> _What you should do_: Nothing but the records, copied exactly and stripped of pictures, should be in the answer.

··· Material to process ···

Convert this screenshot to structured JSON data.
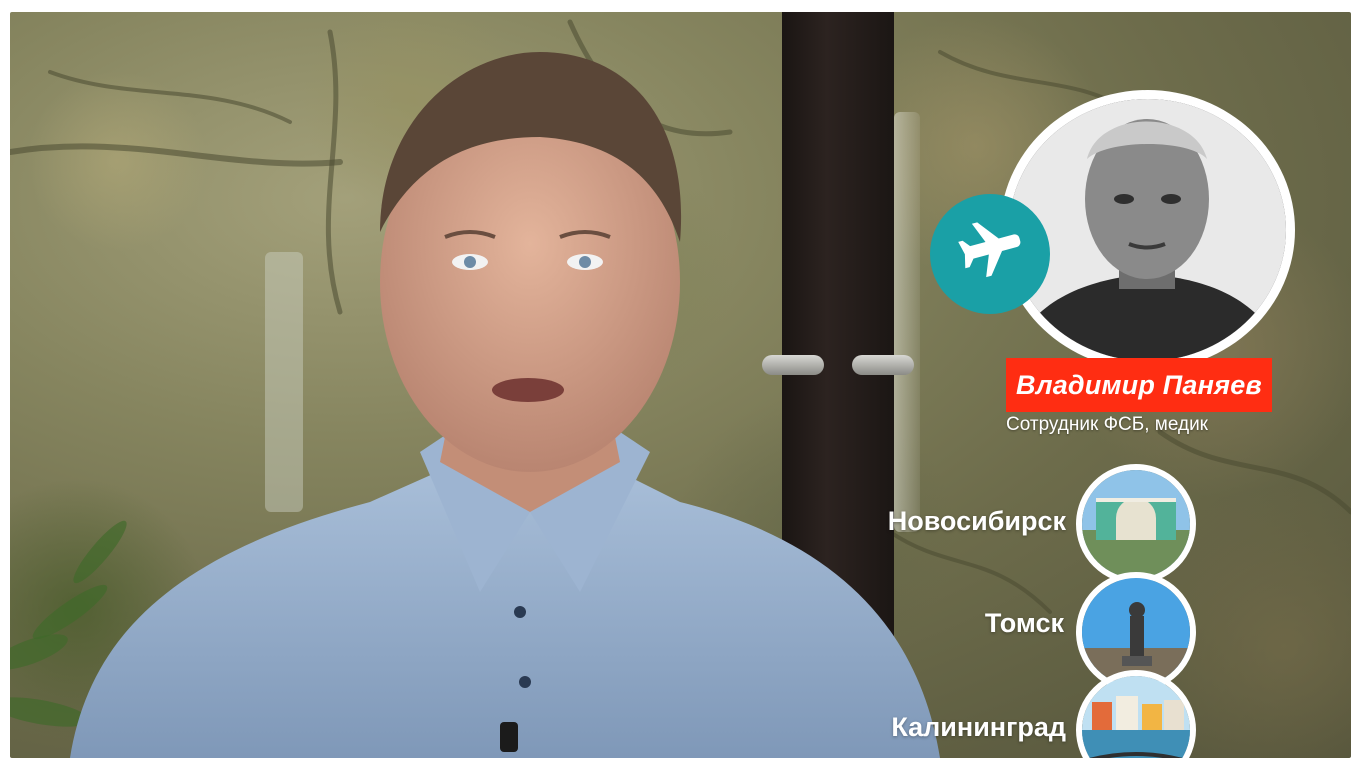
{
  "person": {
    "name": "Владимир Паняев",
    "role": "Сотрудник ФСБ, медик"
  },
  "cities": [
    {
      "label": "Новосибирск"
    },
    {
      "label": "Томск"
    },
    {
      "label": "Калининград"
    }
  ],
  "colors": {
    "name_tag_bg": "#ff2d12",
    "plane_badge_bg": "#1aa0a6",
    "text": "#ffffff"
  },
  "icons": {
    "plane": "airplane-icon"
  }
}
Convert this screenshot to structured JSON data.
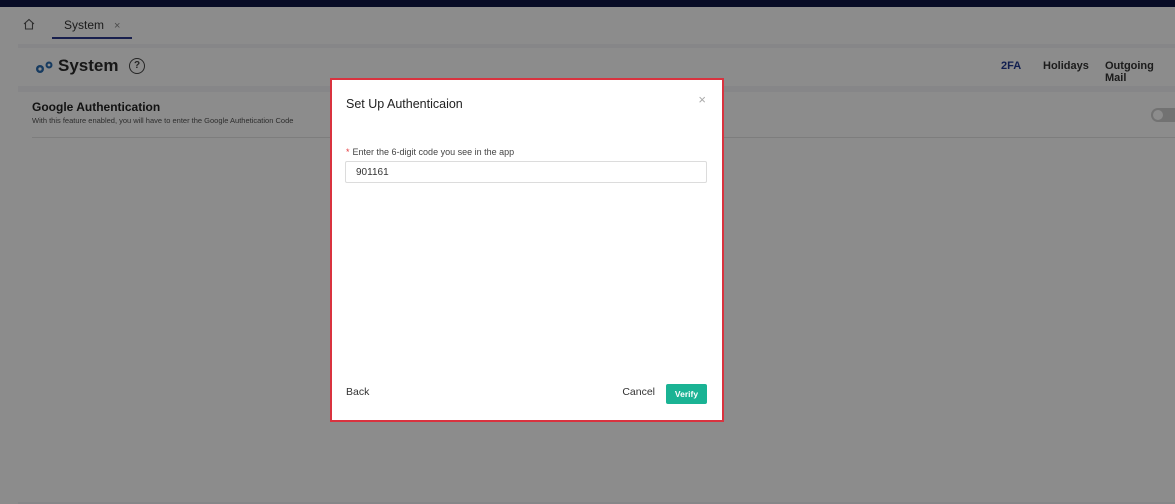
{
  "tabs": {
    "home_icon": "home-icon",
    "items": [
      {
        "label": "System",
        "close": "×"
      }
    ]
  },
  "header": {
    "icon": "gear-icon",
    "title": "System",
    "help_icon": "help-icon",
    "help_symbol": "?",
    "nav": [
      {
        "label": "2FA",
        "active": true
      },
      {
        "label": "Holidays",
        "active": false
      },
      {
        "label": "Outgoing Mail",
        "active": false
      }
    ]
  },
  "section": {
    "title": "Google Authentication",
    "description": "With this feature enabled, you will have to enter the Google Authetication Code",
    "toggle_on": false
  },
  "modal": {
    "title": "Set Up Authenticaion",
    "close": "×",
    "required_mark": "*",
    "field_label": "Enter the 6-digit code you see in the app",
    "field_value": "901161",
    "back_label": "Back",
    "cancel_label": "Cancel",
    "verify_label": "Verify"
  },
  "colors": {
    "accent": "#1ab394",
    "active_nav": "#1f3a93",
    "modal_border": "#d9333f"
  }
}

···

> _Result of this exercise_:
Convert this screenshot to structured JSON data.
{
  "person": {
    "name": "Владимир Паняев",
    "role": "Сотрудник ФСБ, медик"
  },
  "cities": [
    {
      "label": "Новосибирск"
    },
    {
      "label": "Томск"
    },
    {
      "label": "Калининград"
    }
  ],
  "colors": {
    "name_tag_bg": "#ff2d12",
    "plane_badge_bg": "#1aa0a6",
    "text": "#ffffff"
  },
  "icons": {
    "plane": "airplane-icon"
  }
}
Convert this screenshot to structured JSON data.
{
  "tabs": {
    "home_icon": "home-icon",
    "items": [
      {
        "label": "System",
        "close": "×"
      }
    ]
  },
  "header": {
    "icon": "gear-icon",
    "title": "System",
    "help_icon": "help-icon",
    "help_symbol": "?",
    "nav": [
      {
        "label": "2FA",
        "active": true
      },
      {
        "label": "Holidays",
        "active": false
      },
      {
        "label": "Outgoing Mail",
        "active": false
      }
    ]
  },
  "section": {
    "title": "Google Authentication",
    "description": "With this feature enabled, you will have to enter the Google Authetication Code",
    "toggle_on": false
  },
  "modal": {
    "title": "Set Up Authenticaion",
    "close": "×",
    "required_mark": "*",
    "field_label": "Enter the 6-digit code you see in the app",
    "field_value": "901161",
    "back_label": "Back",
    "cancel_label": "Cancel",
    "verify_label": "Verify"
  },
  "colors": {
    "accent": "#1ab394",
    "active_nav": "#1f3a93",
    "modal_border": "#d9333f"
  }
}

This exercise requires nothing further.